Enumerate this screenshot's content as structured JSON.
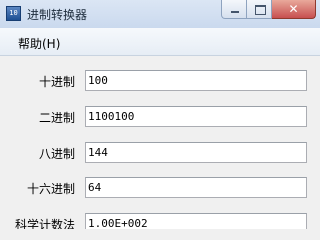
{
  "window": {
    "title": "进制转换器",
    "icon_name": "app-icon",
    "close_glyph": "✕"
  },
  "menu": {
    "help_label": "帮助(H)"
  },
  "fields": [
    {
      "label": "十进制",
      "value": "100"
    },
    {
      "label": "二进制",
      "value": "1100100"
    },
    {
      "label": "八进制",
      "value": "144"
    },
    {
      "label": "十六进制",
      "value": "64"
    },
    {
      "label": "科学计数法",
      "value": "1.00E+002"
    }
  ]
}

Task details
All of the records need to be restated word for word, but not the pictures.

Response to this exercise
Enumerate this screenshot's content as structured JSON.
{
  "window": {
    "title": "进制转换器",
    "icon_name": "app-icon",
    "close_glyph": "✕"
  },
  "menu": {
    "help_label": "帮助(H)"
  },
  "fields": [
    {
      "label": "十进制",
      "value": "100"
    },
    {
      "label": "二进制",
      "value": "1100100"
    },
    {
      "label": "八进制",
      "value": "144"
    },
    {
      "label": "十六进制",
      "value": "64"
    },
    {
      "label": "科学计数法",
      "value": "1.00E+002"
    }
  ]
}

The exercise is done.